The federal New Democrats have turned down the first draft of the Liberals’ much-awaited pharmacare legislation, describing the ongoing discussions as “extremely fluid”. This comes in the backdrop of the supply-and-confidence deal the government inked with the NDP, promising to present pharmacare legislation this season.
Under this agreement, the government pledged to make “progress toward a universal national pharmacare program” and finalize the first round of legislation before the year concludes. However, according to the NDP health critic, Don Davies, the first draft did not live up to the New Democrats’ hopes.
“It doesn’t meet the New Democrats’ red lines at this point,” said Davies. “We’re waiting for a next draft to come to us.”
Davies emphasized the NDP’s stand, which demands a pharmacare system financed and governed by a public single-payer system, even if it’s introduced in phases. The New Democrats’ vision is to kickstart the program with essential medicines and gradually expand, while also insisting on including the plan’s timelines within the legislation.
When questioned about the model the forthcoming legislation might adopt, Health Minister Mark Holland remained non-committal, pointing out that circumstances might shift by the time the bill is introduced.
Holland mentioned his discussions with the NDP, saying, “That process is moving back and forth, and it’s extremely fluid, and it’s changing with every conversation that we have.”

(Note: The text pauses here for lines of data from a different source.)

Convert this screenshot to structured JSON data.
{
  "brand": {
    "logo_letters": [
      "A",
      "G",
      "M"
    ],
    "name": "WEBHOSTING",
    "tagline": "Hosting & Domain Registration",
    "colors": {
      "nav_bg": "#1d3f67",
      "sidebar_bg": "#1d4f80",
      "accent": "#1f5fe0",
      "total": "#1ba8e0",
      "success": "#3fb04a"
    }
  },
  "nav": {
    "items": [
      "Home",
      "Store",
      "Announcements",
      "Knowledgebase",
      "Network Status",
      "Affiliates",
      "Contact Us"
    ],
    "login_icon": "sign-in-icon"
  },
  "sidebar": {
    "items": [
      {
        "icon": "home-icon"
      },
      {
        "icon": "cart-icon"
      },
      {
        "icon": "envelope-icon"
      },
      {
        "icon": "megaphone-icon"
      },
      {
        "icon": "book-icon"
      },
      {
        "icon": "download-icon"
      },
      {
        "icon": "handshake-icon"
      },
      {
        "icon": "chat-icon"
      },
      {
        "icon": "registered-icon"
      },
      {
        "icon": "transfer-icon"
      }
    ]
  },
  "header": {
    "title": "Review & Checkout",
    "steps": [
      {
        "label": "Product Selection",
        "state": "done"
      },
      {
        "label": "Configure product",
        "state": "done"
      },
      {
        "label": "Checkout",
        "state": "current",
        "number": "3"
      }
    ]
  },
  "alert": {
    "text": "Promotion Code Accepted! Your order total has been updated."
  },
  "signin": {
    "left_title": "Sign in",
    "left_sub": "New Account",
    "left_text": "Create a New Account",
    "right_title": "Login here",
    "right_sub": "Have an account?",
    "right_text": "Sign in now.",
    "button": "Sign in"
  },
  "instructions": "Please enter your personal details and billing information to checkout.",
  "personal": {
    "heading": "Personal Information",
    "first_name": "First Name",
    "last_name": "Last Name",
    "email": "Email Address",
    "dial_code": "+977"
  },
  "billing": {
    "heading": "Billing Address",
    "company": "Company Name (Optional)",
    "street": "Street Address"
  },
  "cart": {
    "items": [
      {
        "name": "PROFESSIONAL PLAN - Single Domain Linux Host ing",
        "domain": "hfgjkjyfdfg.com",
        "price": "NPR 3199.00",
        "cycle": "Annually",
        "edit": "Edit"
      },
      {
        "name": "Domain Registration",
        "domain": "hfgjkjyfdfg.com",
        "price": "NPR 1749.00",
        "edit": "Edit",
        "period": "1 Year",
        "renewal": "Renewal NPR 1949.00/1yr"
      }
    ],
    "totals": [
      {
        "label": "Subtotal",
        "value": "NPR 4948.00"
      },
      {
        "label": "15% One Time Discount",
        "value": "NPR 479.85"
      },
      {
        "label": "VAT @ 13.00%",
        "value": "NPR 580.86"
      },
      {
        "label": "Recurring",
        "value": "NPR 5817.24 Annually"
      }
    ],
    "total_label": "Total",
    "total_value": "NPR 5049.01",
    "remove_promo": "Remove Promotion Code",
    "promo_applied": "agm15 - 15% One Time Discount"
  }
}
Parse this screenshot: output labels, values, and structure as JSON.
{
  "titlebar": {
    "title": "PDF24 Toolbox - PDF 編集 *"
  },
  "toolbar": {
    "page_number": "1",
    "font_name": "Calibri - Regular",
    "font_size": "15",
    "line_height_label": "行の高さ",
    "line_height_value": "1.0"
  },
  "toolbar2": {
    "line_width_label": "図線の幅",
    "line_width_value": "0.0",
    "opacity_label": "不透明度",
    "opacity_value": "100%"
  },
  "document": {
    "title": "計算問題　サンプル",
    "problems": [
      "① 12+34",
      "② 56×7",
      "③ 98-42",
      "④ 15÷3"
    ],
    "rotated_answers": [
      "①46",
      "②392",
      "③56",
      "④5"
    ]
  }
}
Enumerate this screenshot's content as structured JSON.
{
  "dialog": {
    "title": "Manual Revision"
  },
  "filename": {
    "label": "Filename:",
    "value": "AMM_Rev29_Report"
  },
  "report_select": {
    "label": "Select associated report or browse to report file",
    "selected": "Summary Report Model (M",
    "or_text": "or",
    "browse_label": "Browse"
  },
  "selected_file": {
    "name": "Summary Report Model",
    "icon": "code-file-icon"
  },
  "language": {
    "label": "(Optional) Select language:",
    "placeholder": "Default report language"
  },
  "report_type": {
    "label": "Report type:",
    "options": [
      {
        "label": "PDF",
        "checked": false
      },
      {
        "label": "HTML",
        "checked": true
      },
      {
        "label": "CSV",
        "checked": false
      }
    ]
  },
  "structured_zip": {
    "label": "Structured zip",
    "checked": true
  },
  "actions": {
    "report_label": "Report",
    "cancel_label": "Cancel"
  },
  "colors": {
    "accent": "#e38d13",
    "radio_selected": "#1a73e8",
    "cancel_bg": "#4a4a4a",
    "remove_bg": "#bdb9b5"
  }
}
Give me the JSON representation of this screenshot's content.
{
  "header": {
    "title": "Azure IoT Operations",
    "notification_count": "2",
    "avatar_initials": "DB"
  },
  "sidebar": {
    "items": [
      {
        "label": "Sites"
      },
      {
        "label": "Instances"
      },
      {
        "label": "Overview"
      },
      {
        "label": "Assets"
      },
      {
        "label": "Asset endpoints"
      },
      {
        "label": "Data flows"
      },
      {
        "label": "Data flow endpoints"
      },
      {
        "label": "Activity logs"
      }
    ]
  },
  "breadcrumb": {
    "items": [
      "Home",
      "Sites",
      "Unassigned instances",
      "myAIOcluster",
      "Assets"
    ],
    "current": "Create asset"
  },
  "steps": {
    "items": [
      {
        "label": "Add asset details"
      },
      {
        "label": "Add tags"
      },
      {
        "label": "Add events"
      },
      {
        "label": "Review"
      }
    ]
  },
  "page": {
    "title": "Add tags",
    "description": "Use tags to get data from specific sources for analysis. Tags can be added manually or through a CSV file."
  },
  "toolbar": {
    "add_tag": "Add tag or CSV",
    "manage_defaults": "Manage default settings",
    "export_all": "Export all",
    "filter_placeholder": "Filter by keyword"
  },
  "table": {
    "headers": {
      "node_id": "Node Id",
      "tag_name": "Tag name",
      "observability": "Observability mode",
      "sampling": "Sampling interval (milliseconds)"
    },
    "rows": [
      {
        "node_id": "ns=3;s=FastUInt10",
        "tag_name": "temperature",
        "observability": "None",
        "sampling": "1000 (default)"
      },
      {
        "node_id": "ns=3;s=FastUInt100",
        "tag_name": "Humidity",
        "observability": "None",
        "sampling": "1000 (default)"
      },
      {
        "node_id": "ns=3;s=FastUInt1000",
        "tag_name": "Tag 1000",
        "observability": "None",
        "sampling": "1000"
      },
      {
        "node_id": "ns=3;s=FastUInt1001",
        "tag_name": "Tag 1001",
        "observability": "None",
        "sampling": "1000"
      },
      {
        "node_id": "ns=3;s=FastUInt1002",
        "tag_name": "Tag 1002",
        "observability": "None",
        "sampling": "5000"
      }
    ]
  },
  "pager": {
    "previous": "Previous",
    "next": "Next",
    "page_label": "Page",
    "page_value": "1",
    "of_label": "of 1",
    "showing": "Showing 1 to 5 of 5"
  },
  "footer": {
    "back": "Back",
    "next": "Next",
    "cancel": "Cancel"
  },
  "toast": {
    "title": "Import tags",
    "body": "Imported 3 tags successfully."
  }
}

Furthermore, Holland expressed confidence that the drafted legislation will act as a foundation for national pharmacare, hinting it might not be the final representation of the program. “What we announce will certainly not be the end of the story,” Holland noted. “When we get that work done and that foundation right, it means everything else can go up more quickly thereafter.”
There’s a myriad of possibilities the government could explore while crafting the bill. From the NDP’s preferred single-payer system to a broad-brushed legislation that doesn’t detail the execution of pharmacare.
Interestingly, back in 2019, an advisory council led by Dr. Eric Hoskins indicated a single-payer system as the apparent choice after examining the best pharmacare options. Hoskins stated, “It’s also consistent with virtually every commission or committee or expert group that has looked at this issue over the decades for Canada, in recommending a single-payer public model.”
To put things into perspective, a report from 2017 by the parliamentary budget officer calculated a pharmacare plan would incur an annual expense of $19.3 billion (if executed in 2015). In today’s value, the yearly cost is approximated between $23 billion and $27 billion.
Starting with just essential medicines would require an estimated $3.5 to $4.5 billion annually, covering approximately 50% of prescriptions. “That would be an enormous victory for Canadians,” Hoskins asserted, describing the impact as “transformational.”
While Holland refrained from giving an exact timeline for the legislation’s tabling, he assured commitment to the year-end deadline set in the supply-and-confidence agreement.